Being a first-generation college student is hard. You don’t have the same access or resources as your peers, AND you might find yourself feeling disconnected from your family or place of origin. This article provides some great ideas that will not only help make the process feel easier and more safe, they will also help hold you accountable to your new privilege.
As with all other systems of oppression, rape culture is a beast with tentacles and spores across countless other facets of inequality. The following 3 things may not appear to be major components of rape culture at first glance, but undoubtedly fuel and are fueled by it. Dismantling and addressing these things must be part of our movement to end rape culture.
We work so hard on reproductive rights – from advocating for increased access to abortion care, tackling abortion stigma, to dreaming up contraceptive innovations. But the underlying truth in all of this — that people have sex for pleasure — is something we don’t talk about. But we need to. So let’s change that.
The Internet is very much a public space – with all of the same sexism, racism, homophobia, and transphobia of our streets, but often, much worse. Women are the targets of a lot of this ugliness. Not unlike street harassment in the way we feel its hovering, ominous presence and the way it can control our actions — or at least try to — online harassment is an issue to be taken seriously.
The depiction of rape in the media is not an inherently bad thing. But it is a bad thing when rape is part of a story line just for entertainment, for added suspense and sparkle. When television shows like Law & Order: SVU use and capitalize on rape as a means to allure viewers, the “featured” rape story becomes reduced to a mere gimmick, which is troubling and offensive.
Increasing marriage equality is a great step in the right direction. But it’s more important than ever to broaden the scope of what we envision for queer liberation. By unfolding the many layers of what liberation and equality could look like for the LGBTQ+ community, we’ll be able to see a nuanced picture of marriage equality that is couched in the larger movement for social justice.
Women’s rights in the United States have come a long way. But as we reflect on the remarkable progress the feminist movement has made in creating a more just and equal society, I challenge us to also look ahead to our next few decades of work. By 2040, let’s make sure young feminists can marvel at the following ten things that women of our generation were once not able to do.

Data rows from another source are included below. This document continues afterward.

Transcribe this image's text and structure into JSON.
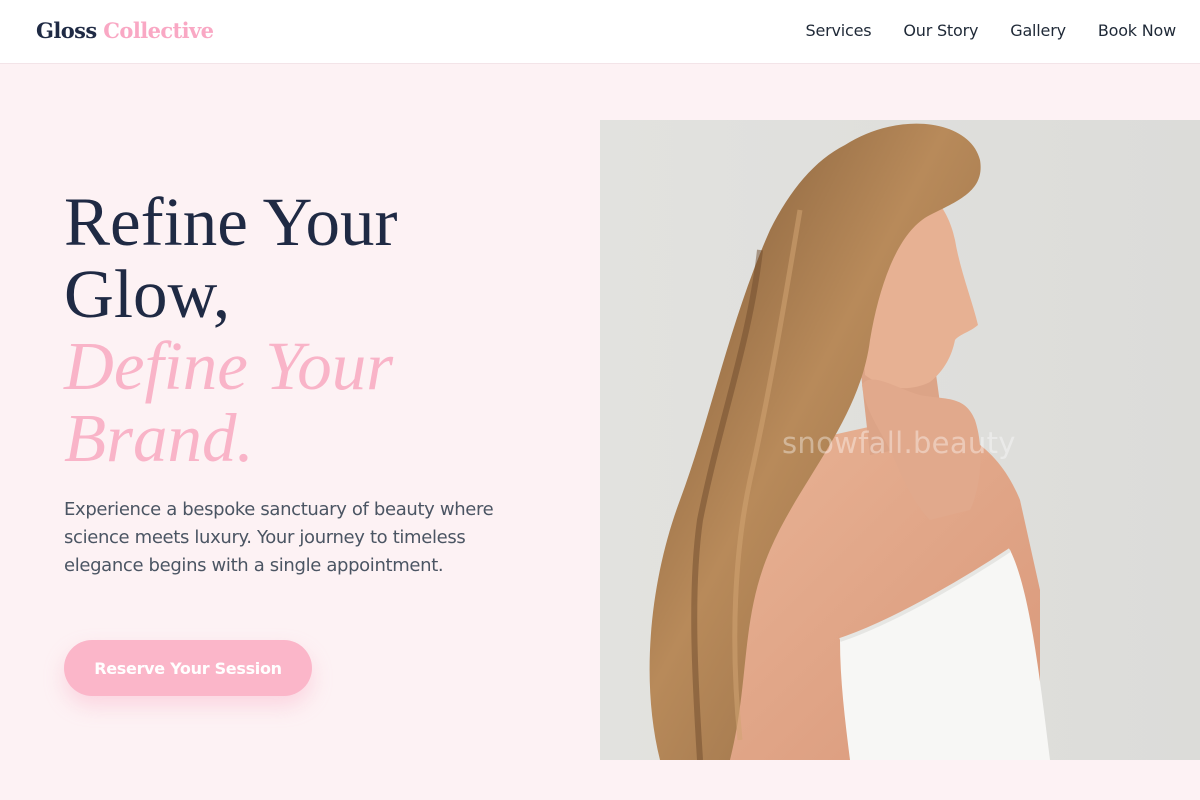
{
  "brand": {
    "name_part1": "Gloss",
    "name_part2": "Collective",
    "accent_color": "#f9a8c4",
    "dark_color": "#1f2a44"
  },
  "nav": {
    "items": [
      {
        "label": "Services"
      },
      {
        "label": "Our Story"
      },
      {
        "label": "Gallery"
      },
      {
        "label": "Book Now"
      }
    ]
  },
  "hero": {
    "title_line1": "Refine Your",
    "title_line2": "Glow,",
    "title_accent_line1": "Define Your",
    "title_accent_line2": "Brand.",
    "description": "Experience a bespoke sanctuary of beauty where science meets luxury. Your journey to timeless elegance begins with a single appointment.",
    "cta_label": "Reserve Your Session"
  },
  "image": {
    "watermark": "snowfall.beauty"
  }
}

In the wake of the tragedies in Boston, we must challenge ourselves to reflect on our reactions to loss of life, violence, and tragedy. Why don’t Americans express the same outrage when similar — and far greater — tragedies occur abroad, or even in our own urban neighborhoods? Perhaps the barometer to our reactions is grounded in racism and xenophobia.